[Provided records]
#####
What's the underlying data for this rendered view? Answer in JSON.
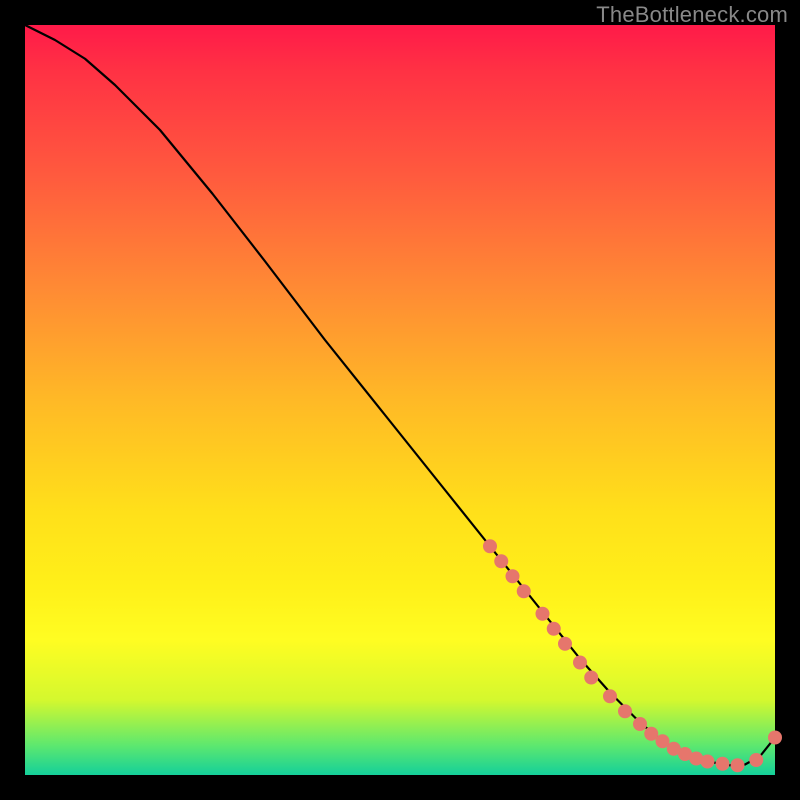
{
  "watermark": "TheBottleneck.com",
  "colors": {
    "background": "#000000",
    "curve_stroke": "#000000",
    "marker_fill": "#e6766c",
    "marker_stroke": "#d85e56",
    "gradient_top": "#ff1a49",
    "gradient_mid1": "#ffb926",
    "gradient_mid2": "#fffd22",
    "gradient_bottom": "#14d09a"
  },
  "chart_data": {
    "type": "line",
    "title": "",
    "xlabel": "",
    "ylabel": "",
    "xlim": [
      0,
      100
    ],
    "ylim": [
      0,
      100
    ],
    "grid": false,
    "legend": false,
    "series": [
      {
        "name": "bottleneck-curve",
        "x": [
          0,
          4,
          8,
          12,
          18,
          25,
          32,
          40,
          48,
          56,
          62,
          66,
          70,
          74,
          78,
          82,
          85,
          88,
          91,
          94,
          96,
          98,
          100
        ],
        "y": [
          100,
          98,
          95.5,
          92,
          86,
          77.5,
          68.5,
          58,
          48,
          38,
          30.5,
          25.5,
          20.5,
          15.5,
          11,
          7,
          4.5,
          2.8,
          1.8,
          1.3,
          1.4,
          2.5,
          5
        ]
      }
    ],
    "markers": [
      {
        "x": 62,
        "y": 30.5
      },
      {
        "x": 63.5,
        "y": 28.5
      },
      {
        "x": 65,
        "y": 26.5
      },
      {
        "x": 66.5,
        "y": 24.5
      },
      {
        "x": 69,
        "y": 21.5
      },
      {
        "x": 70.5,
        "y": 19.5
      },
      {
        "x": 72,
        "y": 17.5
      },
      {
        "x": 74,
        "y": 15
      },
      {
        "x": 75.5,
        "y": 13
      },
      {
        "x": 78,
        "y": 10.5
      },
      {
        "x": 80,
        "y": 8.5
      },
      {
        "x": 82,
        "y": 6.8
      },
      {
        "x": 83.5,
        "y": 5.5
      },
      {
        "x": 85,
        "y": 4.5
      },
      {
        "x": 86.5,
        "y": 3.5
      },
      {
        "x": 88,
        "y": 2.8
      },
      {
        "x": 89.5,
        "y": 2.2
      },
      {
        "x": 91,
        "y": 1.8
      },
      {
        "x": 93,
        "y": 1.5
      },
      {
        "x": 95,
        "y": 1.3
      },
      {
        "x": 97.5,
        "y": 2.0
      },
      {
        "x": 100,
        "y": 5
      }
    ]
  }
}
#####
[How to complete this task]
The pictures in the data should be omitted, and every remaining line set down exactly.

[Exercise output]
What's the underlying data for this rendered view? Answer in JSON.
{
  "watermark": "TheBottleneck.com",
  "colors": {
    "background": "#000000",
    "curve_stroke": "#000000",
    "marker_fill": "#e6766c",
    "marker_stroke": "#d85e56",
    "gradient_top": "#ff1a49",
    "gradient_mid1": "#ffb926",
    "gradient_mid2": "#fffd22",
    "gradient_bottom": "#14d09a"
  },
  "chart_data": {
    "type": "line",
    "title": "",
    "xlabel": "",
    "ylabel": "",
    "xlim": [
      0,
      100
    ],
    "ylim": [
      0,
      100
    ],
    "grid": false,
    "legend": false,
    "series": [
      {
        "name": "bottleneck-curve",
        "x": [
          0,
          4,
          8,
          12,
          18,
          25,
          32,
          40,
          48,
          56,
          62,
          66,
          70,
          74,
          78,
          82,
          85,
          88,
          91,
          94,
          96,
          98,
          100
        ],
        "y": [
          100,
          98,
          95.5,
          92,
          86,
          77.5,
          68.5,
          58,
          48,
          38,
          30.5,
          25.5,
          20.5,
          15.5,
          11,
          7,
          4.5,
          2.8,
          1.8,
          1.3,
          1.4,
          2.5,
          5
        ]
      }
    ],
    "markers": [
      {
        "x": 62,
        "y": 30.5
      },
      {
        "x": 63.5,
        "y": 28.5
      },
      {
        "x": 65,
        "y": 26.5
      },
      {
        "x": 66.5,
        "y": 24.5
      },
      {
        "x": 69,
        "y": 21.5
      },
      {
        "x": 70.5,
        "y": 19.5
      },
      {
        "x": 72,
        "y": 17.5
      },
      {
        "x": 74,
        "y": 15
      },
      {
        "x": 75.5,
        "y": 13
      },
      {
        "x": 78,
        "y": 10.5
      },
      {
        "x": 80,
        "y": 8.5
      },
      {
        "x": 82,
        "y": 6.8
      },
      {
        "x": 83.5,
        "y": 5.5
      },
      {
        "x": 85,
        "y": 4.5
      },
      {
        "x": 86.5,
        "y": 3.5
      },
      {
        "x": 88,
        "y": 2.8
      },
      {
        "x": 89.5,
        "y": 2.2
      },
      {
        "x": 91,
        "y": 1.8
      },
      {
        "x": 93,
        "y": 1.5
      },
      {
        "x": 95,
        "y": 1.3
      },
      {
        "x": 97.5,
        "y": 2.0
      },
      {
        "x": 100,
        "y": 5
      }
    ]
  }
}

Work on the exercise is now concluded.